=== TASK DIRECTIONS ===
Write out the records again, exactly. Nothing may be dropped.

Data about app and page elements
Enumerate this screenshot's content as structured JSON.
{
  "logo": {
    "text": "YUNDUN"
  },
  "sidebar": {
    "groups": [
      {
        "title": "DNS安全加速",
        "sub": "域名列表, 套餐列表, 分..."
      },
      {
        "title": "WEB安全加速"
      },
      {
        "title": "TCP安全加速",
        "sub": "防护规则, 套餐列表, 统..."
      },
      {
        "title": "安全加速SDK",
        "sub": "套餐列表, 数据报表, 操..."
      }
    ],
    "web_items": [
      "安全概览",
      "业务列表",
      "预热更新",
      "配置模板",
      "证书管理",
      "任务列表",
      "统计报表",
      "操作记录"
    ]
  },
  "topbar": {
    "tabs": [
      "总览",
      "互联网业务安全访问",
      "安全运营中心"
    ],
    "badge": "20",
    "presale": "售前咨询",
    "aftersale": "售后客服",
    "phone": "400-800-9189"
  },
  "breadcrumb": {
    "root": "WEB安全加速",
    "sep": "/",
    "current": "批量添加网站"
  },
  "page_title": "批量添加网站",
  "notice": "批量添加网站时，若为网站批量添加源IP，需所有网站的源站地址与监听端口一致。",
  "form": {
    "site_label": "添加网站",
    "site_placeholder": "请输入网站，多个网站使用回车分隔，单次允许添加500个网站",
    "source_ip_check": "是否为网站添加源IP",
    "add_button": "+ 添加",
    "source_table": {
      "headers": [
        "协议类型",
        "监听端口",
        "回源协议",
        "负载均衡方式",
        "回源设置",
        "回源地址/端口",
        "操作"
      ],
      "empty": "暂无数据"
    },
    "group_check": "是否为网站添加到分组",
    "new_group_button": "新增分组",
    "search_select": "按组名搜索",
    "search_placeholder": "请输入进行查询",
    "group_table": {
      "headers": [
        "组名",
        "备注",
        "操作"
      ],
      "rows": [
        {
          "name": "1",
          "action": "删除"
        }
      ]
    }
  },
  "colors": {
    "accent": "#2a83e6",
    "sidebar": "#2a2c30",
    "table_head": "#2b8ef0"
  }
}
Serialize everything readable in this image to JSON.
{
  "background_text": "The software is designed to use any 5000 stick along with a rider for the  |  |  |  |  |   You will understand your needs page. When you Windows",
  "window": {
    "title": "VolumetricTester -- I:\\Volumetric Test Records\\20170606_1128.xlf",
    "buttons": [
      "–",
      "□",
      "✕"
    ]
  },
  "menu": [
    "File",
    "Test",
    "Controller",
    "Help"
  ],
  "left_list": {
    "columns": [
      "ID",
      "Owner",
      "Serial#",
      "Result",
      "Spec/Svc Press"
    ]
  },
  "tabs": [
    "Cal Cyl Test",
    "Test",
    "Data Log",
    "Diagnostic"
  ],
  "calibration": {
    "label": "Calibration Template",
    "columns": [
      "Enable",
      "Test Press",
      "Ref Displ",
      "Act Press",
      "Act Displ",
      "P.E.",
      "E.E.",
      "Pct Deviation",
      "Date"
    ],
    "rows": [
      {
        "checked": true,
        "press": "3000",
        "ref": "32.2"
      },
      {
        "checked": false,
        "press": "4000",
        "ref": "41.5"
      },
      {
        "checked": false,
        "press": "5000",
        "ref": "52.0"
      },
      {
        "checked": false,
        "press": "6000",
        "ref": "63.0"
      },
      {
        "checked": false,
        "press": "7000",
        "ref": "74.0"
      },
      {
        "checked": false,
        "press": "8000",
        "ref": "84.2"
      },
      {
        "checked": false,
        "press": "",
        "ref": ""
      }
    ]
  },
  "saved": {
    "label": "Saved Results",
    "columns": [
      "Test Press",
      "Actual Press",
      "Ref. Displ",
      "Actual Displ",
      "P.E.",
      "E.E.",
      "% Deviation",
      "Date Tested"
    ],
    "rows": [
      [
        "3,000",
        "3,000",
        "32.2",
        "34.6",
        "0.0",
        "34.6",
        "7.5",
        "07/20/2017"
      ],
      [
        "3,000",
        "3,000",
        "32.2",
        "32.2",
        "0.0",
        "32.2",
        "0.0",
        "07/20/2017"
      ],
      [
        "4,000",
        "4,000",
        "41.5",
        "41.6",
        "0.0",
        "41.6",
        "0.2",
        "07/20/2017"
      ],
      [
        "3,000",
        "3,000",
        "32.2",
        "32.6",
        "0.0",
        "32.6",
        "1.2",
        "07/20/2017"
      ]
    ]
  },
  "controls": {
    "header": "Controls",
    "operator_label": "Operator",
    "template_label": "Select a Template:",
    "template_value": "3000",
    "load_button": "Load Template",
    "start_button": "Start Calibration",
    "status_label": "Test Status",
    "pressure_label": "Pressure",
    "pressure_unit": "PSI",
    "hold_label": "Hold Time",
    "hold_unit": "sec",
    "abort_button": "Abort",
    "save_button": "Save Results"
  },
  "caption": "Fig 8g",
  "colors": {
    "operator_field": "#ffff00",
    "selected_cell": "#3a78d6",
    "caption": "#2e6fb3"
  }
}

=== ANSWER BOX ===
Enumerate this screenshot's content as structured JSON.
{
  "logo": {
    "text": "YUNDUN"
  },
  "sidebar": {
    "groups": [
      {
        "title": "DNS安全加速",
        "sub": "域名列表, 套餐列表, 分..."
      },
      {
        "title": "WEB安全加速"
      },
      {
        "title": "TCP安全加速",
        "sub": "防护规则, 套餐列表, 统..."
      },
      {
        "title": "安全加速SDK",
        "sub": "套餐列表, 数据报表, 操..."
      }
    ],
    "web_items": [
      "安全概览",
      "业务列表",
      "预热更新",
      "配置模板",
      "证书管理",
      "任务列表",
      "统计报表",
      "操作记录"
    ]
  },
  "topbar": {
    "tabs": [
      "总览",
      "互联网业务安全访问",
      "安全运营中心"
    ],
    "badge": "20",
    "presale": "售前咨询",
    "aftersale": "售后客服",
    "phone": "400-800-9189"
  },
  "breadcrumb": {
    "root": "WEB安全加速",
    "sep": "/",
    "current": "批量添加网站"
  },
  "page_title": "批量添加网站",
  "notice": "批量添加网站时，若为网站批量添加源IP，需所有网站的源站地址与监听端口一致。",
  "form": {
    "site_label": "添加网站",
    "site_placeholder": "请输入网站，多个网站使用回车分隔，单次允许添加500个网站",
    "source_ip_check": "是否为网站添加源IP",
    "add_button": "+ 添加",
    "source_table": {
      "headers": [
        "协议类型",
        "监听端口",
        "回源协议",
        "负载均衡方式",
        "回源设置",
        "回源地址/端口",
        "操作"
      ],
      "empty": "暂无数据"
    },
    "group_check": "是否为网站添加到分组",
    "new_group_button": "新增分组",
    "search_select": "按组名搜索",
    "search_placeholder": "请输入进行查询",
    "group_table": {
      "headers": [
        "组名",
        "备注",
        "操作"
      ],
      "rows": [
        {
          "name": "1",
          "action": "删除"
        }
      ]
    }
  },
  "colors": {
    "accent": "#2a83e6",
    "sidebar": "#2a2c30",
    "table_head": "#2b8ef0"
  }
}
Serialize everything readable in this image to JSON.
{
  "background_text": "The software is designed to use any 5000 stick along with a rider for the  |  |  |  |  |   You will understand your needs page. When you Windows",
  "window": {
    "title": "VolumetricTester -- I:\\Volumetric Test Records\\20170606_1128.xlf",
    "buttons": [
      "–",
      "□",
      "✕"
    ]
  },
  "menu": [
    "File",
    "Test",
    "Controller",
    "Help"
  ],
  "left_list": {
    "columns": [
      "ID",
      "Owner",
      "Serial#",
      "Result",
      "Spec/Svc Press"
    ]
  },
  "tabs": [
    "Cal Cyl Test",
    "Test",
    "Data Log",
    "Diagnostic"
  ],
  "calibration": {
    "label": "Calibration Template",
    "columns": [
      "Enable",
      "Test Press",
      "Ref Displ",
      "Act Press",
      "Act Displ",
      "P.E.",
      "E.E.",
      "Pct Deviation",
      "Date"
    ],
    "rows": [
      {
        "checked": true,
        "press": "3000",
        "ref": "32.2"
      },
      {
        "checked": false,
        "press": "4000",
        "ref": "41.5"
      },
      {
        "checked": false,
        "press": "5000",
        "ref": "52.0"
      },
      {
        "checked": false,
        "press": "6000",
        "ref": "63.0"
      },
      {
        "checked": false,
        "press": "7000",
        "ref": "74.0"
      },
      {
        "checked": false,
        "press": "8000",
        "ref": "84.2"
      },
      {
        "checked": false,
        "press": "",
        "ref": ""
      }
    ]
  },
  "saved": {
    "label": "Saved Results",
    "columns": [
      "Test Press",
      "Actual Press",
      "Ref. Displ",
      "Actual Displ",
      "P.E.",
      "E.E.",
      "% Deviation",
      "Date Tested"
    ],
    "rows": [
      [
        "3,000",
        "3,000",
        "32.2",
        "34.6",
        "0.0",
        "34.6",
        "7.5",
        "07/20/2017"
      ],
      [
        "3,000",
        "3,000",
        "32.2",
        "32.2",
        "0.0",
        "32.2",
        "0.0",
        "07/20/2017"
      ],
      [
        "4,000",
        "4,000",
        "41.5",
        "41.6",
        "0.0",
        "41.6",
        "0.2",
        "07/20/2017"
      ],
      [
        "3,000",
        "3,000",
        "32.2",
        "32.6",
        "0.0",
        "32.6",
        "1.2",
        "07/20/2017"
      ]
    ]
  },
  "controls": {
    "header": "Controls",
    "operator_label": "Operator",
    "template_label": "Select a Template:",
    "template_value": "3000",
    "load_button": "Load Template",
    "start_button": "Start Calibration",
    "status_label": "Test Status",
    "pressure_label": "Pressure",
    "pressure_unit": "PSI",
    "hold_label": "Hold Time",
    "hold_unit": "sec",
    "abort_button": "Abort",
    "save_button": "Save Results"
  },
  "caption": "Fig 8g",
  "colors": {
    "operator_field": "#ffff00",
    "selected_cell": "#3a78d6",
    "caption": "#2e6fb3"
  }
}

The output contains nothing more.